- Surveillance technology: Utilizing modern surveillance technology, such as closed-circuit television (CCTV) cameras, can enhance security and deter criminal activities. However, it is essential to balance the use of technology with privacy considerations and ensure proper monitoring and maintenance of the systems.
- Crime mapping and analysis: Conducting thorough assessments of crime patterns and analyzing data can help identify specific areas or factors contributing to criminal behavior. This information can inform targeted design interventions to address specific crime issues effectively.
It is worth noting that while environmental design can play a significant role in crime prevention, it is not a standalone solution. Effective crime prevention requires a holistic approach that combines environmental design with social programs, community engagement, law enforcement efforts, and other crime prevention strategies.
What are Environmental Laws to Prevent Crime?
Environmental laws play a crucial role in preventing environmental crimes and promoting sustainable practices. Here are some key environmental laws and regulations implemented to address and deter environmental crimes:
- Environmental Protection Laws: Countries establish comprehensive environmental protection laws that encompass various aspects such as air quality, water pollution, waste management, habitat preservation, and natural resource conservation. These laws set standards and regulations for industries, businesses, and individuals to minimize their environmental impact and prevent illegal activities.
- Endangered Species Protection Laws: Endangered species protection laws aim to safeguard vulnerable plant and animal species from exploitation, trafficking, and habitat destruction. These laws often impose strict penalties for offenses related to poaching, trading, or harming endangered species and their habitats.

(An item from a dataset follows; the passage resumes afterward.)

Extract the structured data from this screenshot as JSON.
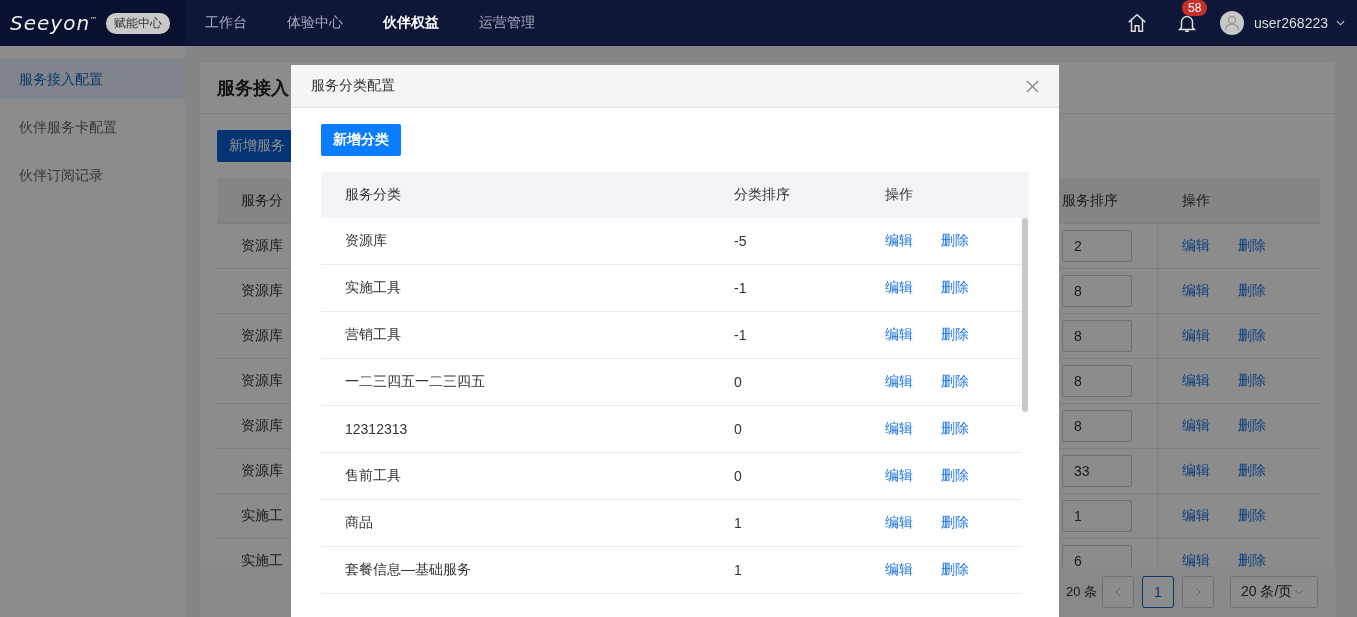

- Wildlife Protection Laws: Wildlife protection laws focus on preserving and managing wildlife populations, regulating hunting practices, and combatting the illegal wildlife trade. They address issues such as illegal hunting, smuggling, and trafficking of protected wildlife species, as well as the protection of their habitats.

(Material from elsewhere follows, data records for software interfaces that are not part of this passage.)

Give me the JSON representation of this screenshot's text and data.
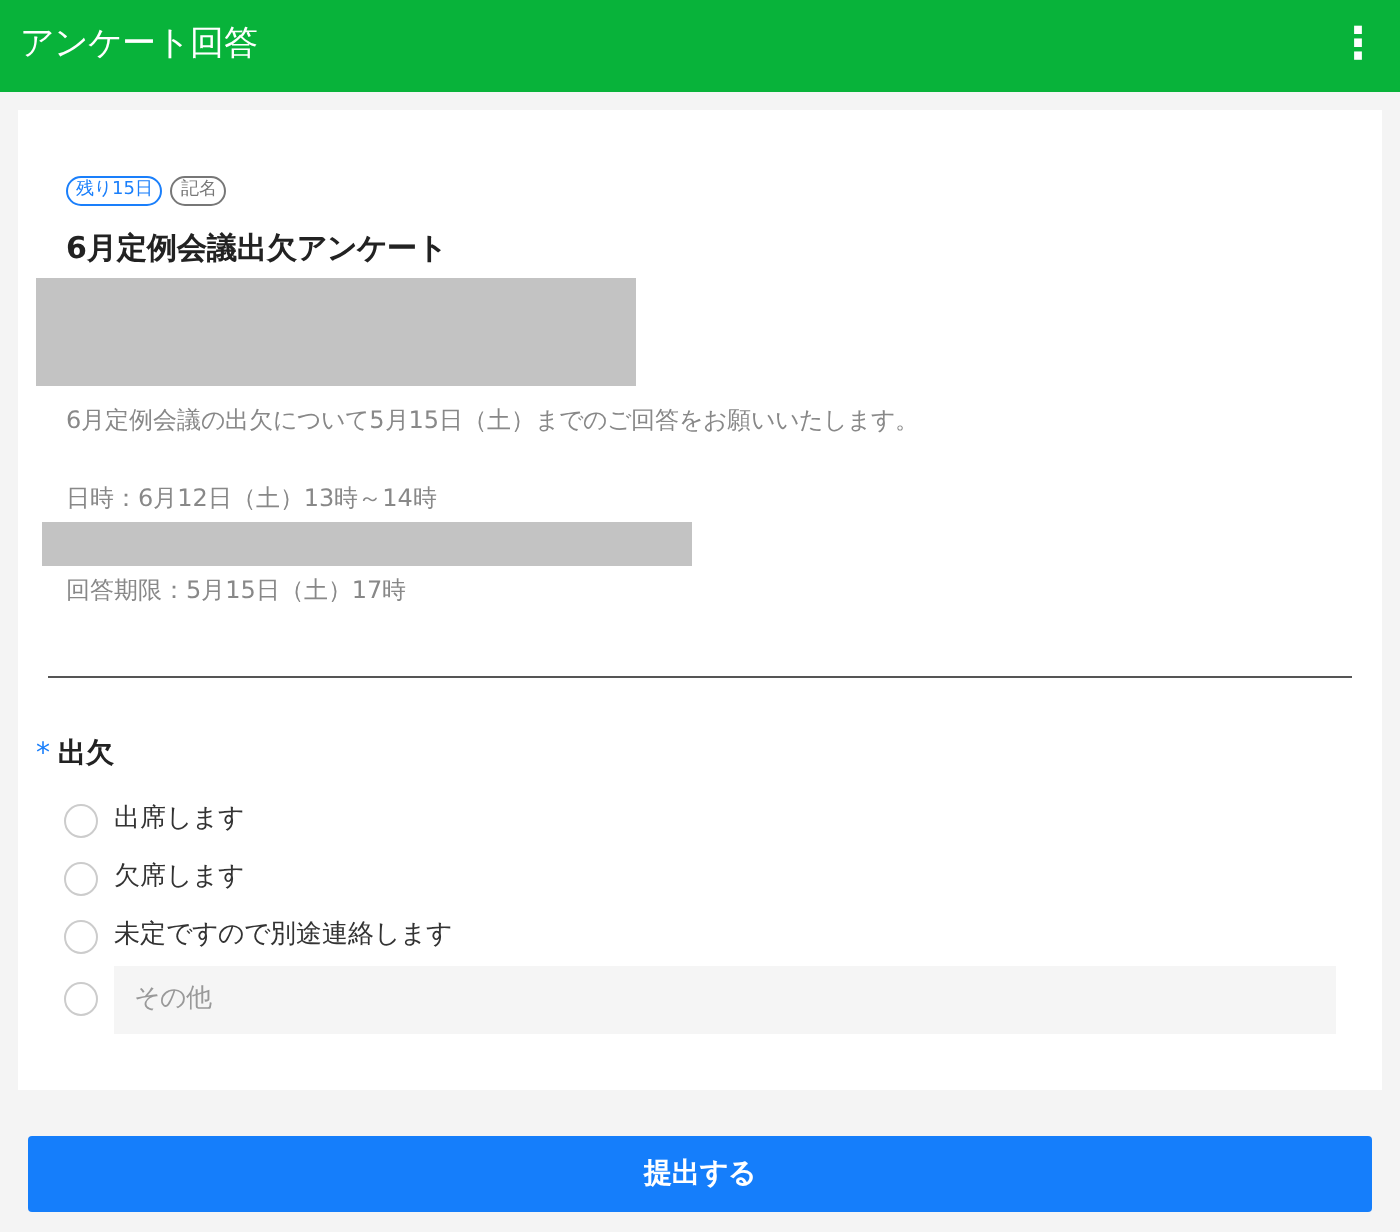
{
  "header": {
    "title": "アンケート回答",
    "menu": "⋮"
  },
  "survey": {
    "tags": [
      {
        "label": "残り15日",
        "color": "#1a7ffb"
      },
      {
        "label": "記名",
        "color": "#777777"
      }
    ],
    "title": "6月定例会議出欠アンケート",
    "description": [
      {
        "kind": "redacted"
      },
      {
        "kind": "text",
        "text": "6月定例会議の出欠について5月15日（土）までのご回答をお願いいたします。"
      },
      {
        "kind": "gap"
      },
      {
        "kind": "text",
        "text": "日時：6月12日（土）13時～14時"
      },
      {
        "kind": "redacted"
      },
      {
        "kind": "text",
        "text": "回答期限：5月15日（土）17時"
      }
    ]
  },
  "question": {
    "required_mark": "*",
    "label": "出欠",
    "options": [
      {
        "kind": "choice",
        "label": "出席します",
        "selected": false
      },
      {
        "kind": "choice",
        "label": "欠席します",
        "selected": false
      },
      {
        "kind": "choice",
        "label": "未定ですので別途連絡します",
        "selected": false
      },
      {
        "kind": "other",
        "placeholder": "その他",
        "selected": false
      }
    ]
  },
  "submit_button": "提出する"
}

- Forest Conservation Laws: Forest conservation laws are designed to protect and manage forest ecosystems, combat deforestation, and regulate timber extraction. These laws often require sustainable forest management practices, restrictions on illegal logging, and the promotion of reforestation efforts.
- Pollution Control Laws: Pollution control laws aim to prevent and control various forms of pollution, including air pollution, water pollution, and soil contamination. They establish emission standards, waste management requirements, and pollution monitoring protocols to ensure industries and individuals adhere to environmentally responsible practices.

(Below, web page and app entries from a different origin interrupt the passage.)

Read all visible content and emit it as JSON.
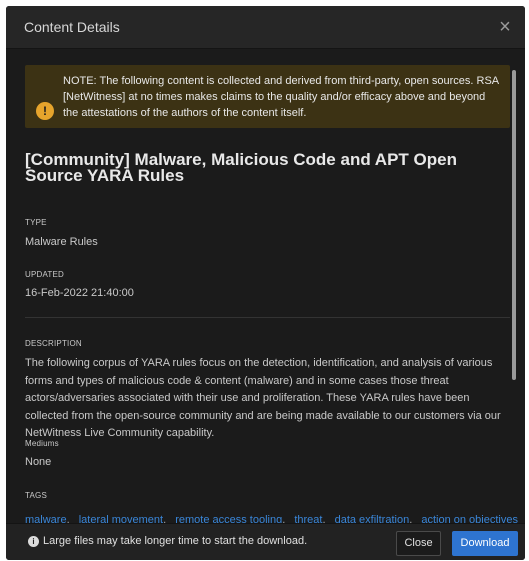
{
  "header": {
    "title": "Content Details",
    "close_glyph": "×",
    "close_icon": "close-icon"
  },
  "notice": {
    "icon": "warning-icon",
    "icon_glyph": "!",
    "text": "NOTE: The following content is collected and derived from third-party, open sources. RSA [NetWitness] at no times makes claims to the quality and/or efficacy above and beyond the attestations of the authors of the content itself."
  },
  "content": {
    "title": "[Community] Malware, Malicious Code and APT Open Source YARA Rules",
    "type_label": "TYPE",
    "type_value": "Malware Rules",
    "updated_label": "UPDATED",
    "updated_value": "16-Feb-2022 21:40:00",
    "description_label": "DESCRIPTION",
    "description": "The following corpus of YARA rules focus on the detection, identification, and analysis of various forms and types of malicious code & content (malware) and in some cases those threat actors/adversaries associated with their use and proliferation. These YARA rules have been collected from the open-source community and are being made available to our customers via our NetWitness Live Community capability.",
    "mediums_label": "Mediums",
    "mediums_value": "None",
    "tags_label": "TAGS",
    "tags": [
      "malware",
      "lateral movement",
      "remote access tooling",
      "threat",
      "data exfiltration",
      "action on objectives"
    ]
  },
  "footer": {
    "info_icon": "info-icon",
    "info_glyph": "i",
    "message": "Large files may take longer time to start the download.",
    "close_label": "Close",
    "download_label": "Download"
  },
  "colors": {
    "background": "#1b1b1b",
    "header": "#262626",
    "notice_bg": "#3c3214",
    "warning": "#e6a42c",
    "accent": "#2e74d0",
    "tag_link": "#3a86d8"
  }
}
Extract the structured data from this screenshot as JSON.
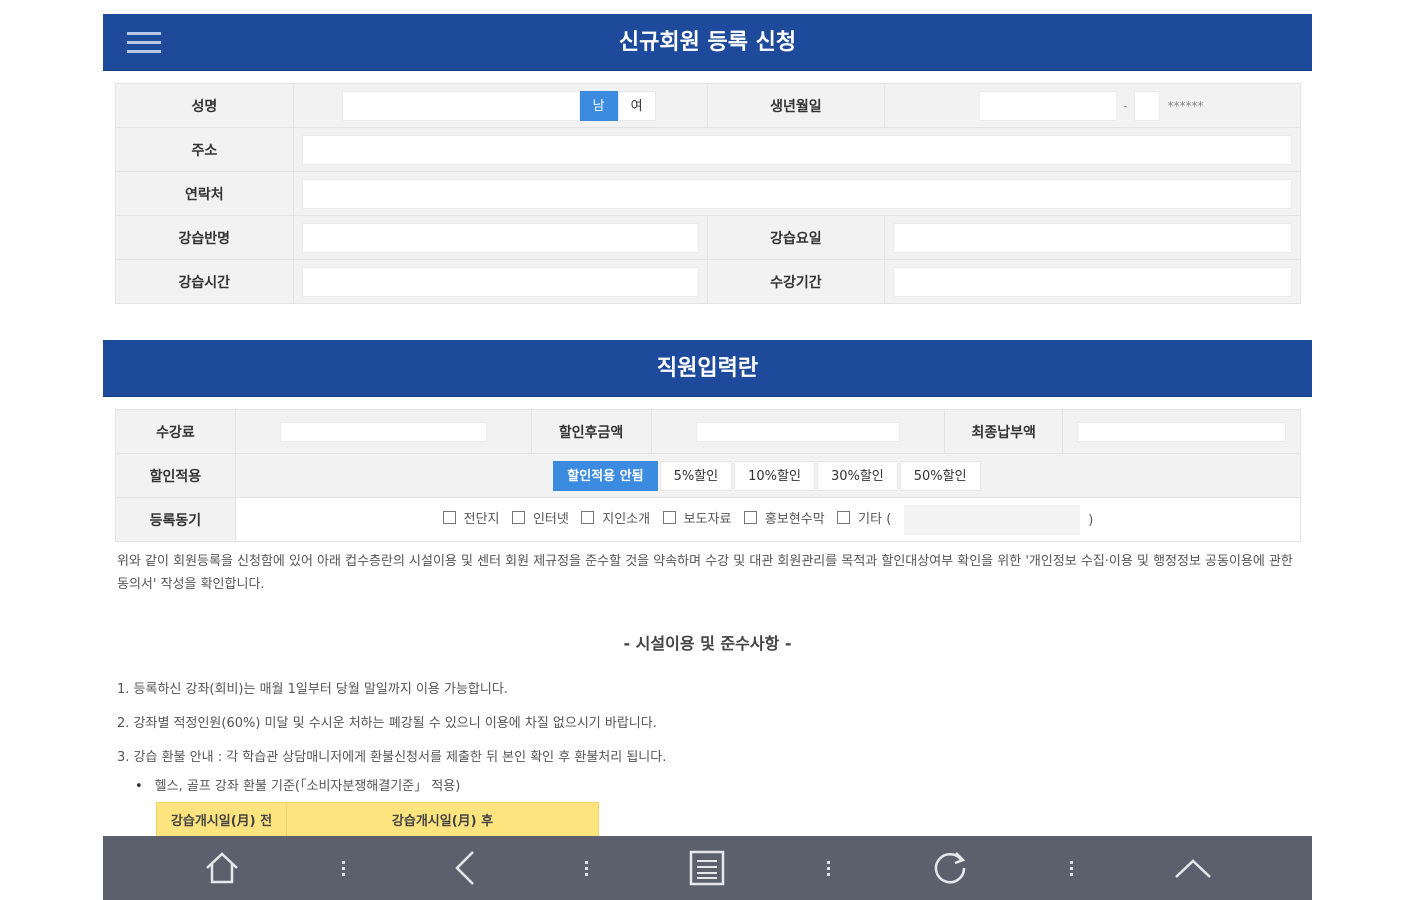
{
  "header": {
    "title": "신규회원 등록 신청"
  },
  "applicant": {
    "name_label": "성명",
    "gender_male": "남",
    "gender_female": "여",
    "birth_label": "생년월일",
    "birth_mask": "******",
    "birth_sep": "-",
    "address_label": "주소",
    "phone_label": "연락처",
    "course_label": "강습반명",
    "day_label": "강습요일",
    "time_label": "강습시간",
    "period_label": "수강기간"
  },
  "staff": {
    "title": "직원입력란",
    "fee_label": "수강료",
    "discounted_label": "할인후금액",
    "final_label": "최종납부액",
    "discount_label": "할인적용",
    "discount_options": [
      "할인적용 안됨",
      "5%할인",
      "10%할인",
      "30%할인",
      "50%할인"
    ],
    "motive_label": "등록동기",
    "motive_options": [
      "전단지",
      "인터넷",
      "지인소개",
      "보도자료",
      "홍보현수막",
      "기타 ("
    ],
    "motive_close": ")"
  },
  "notice": {
    "text": "위와 같이 회원등록을 신청함에 있어 아래 컵수층란의 시설이용 및 센터 회원 제규정을 준수할 것을 약속하며 수강 및 대관 회원관리를 목적과 할인대상여부 확인을 위한 '개인정보 수집·이용 및 행정정보 공동이용에 관한 동의서' 작성을 확인합니다.",
    "section_title": "- 시설이용 및 준수사항 -",
    "rules": [
      "1. 등록하신 강좌(회비)는 매월 1일부터 당월 말일까지 이용 가능합니다.",
      "2. 강좌별 적정인원(60%) 미달 및 수시운 처하는 폐강될 수 있으니 이용에 차질 없으시기 바랍니다.",
      "3. 강습 환불 안내 : 각 학습관 상담매니저에게 환불신청서를 제출한 뒤 본인 확인 후 환불처리 됩니다."
    ],
    "bullet": "헬스, 골프 강좌 환불 기준(「소비자분쟁해결기준」 적용)",
    "refund_before": "강습개시일(月) 전",
    "refund_after": "강습개시일(月) 후"
  },
  "colors": {
    "brand": "#1d4a9a",
    "accent": "#3b8be0",
    "bottom_bar": "#5b606c",
    "highlight": "#fde47f"
  },
  "bottom_nav": [
    "home-icon",
    "back-icon",
    "document-icon",
    "refresh-icon",
    "up-icon"
  ]
}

- International Conventions and Treaties: Many countries participate in international conventions and treaties aimed at addressing global environmental issues. Examples include the Convention on International Trade in Endangered Species of Wild Fauna and Flora (CITES), the Paris Agreement on climate change, and the Basel Convention on the Control of Transboundary Movements of Hazardous Wastes and Their Disposal. These agreements facilitate international cooperation and harmonization of environmental laws to prevent environmental crimes on a global scale.
- Enforcement and Compliance Mechanisms: Alongside the laws themselves, effective enforcement and compliance mechanisms are crucial to deter environmental crimes. This includes establishing specialized environmental enforcement agencies, conducting inspections and monitoring, implementing penalties and fines for violations, and promoting public awareness and reporting of environmental crimes.
It's important to note that the specific environmental laws and regulations vary from country to country, reflecting the unique environmental challenges and priorities of each jurisdiction.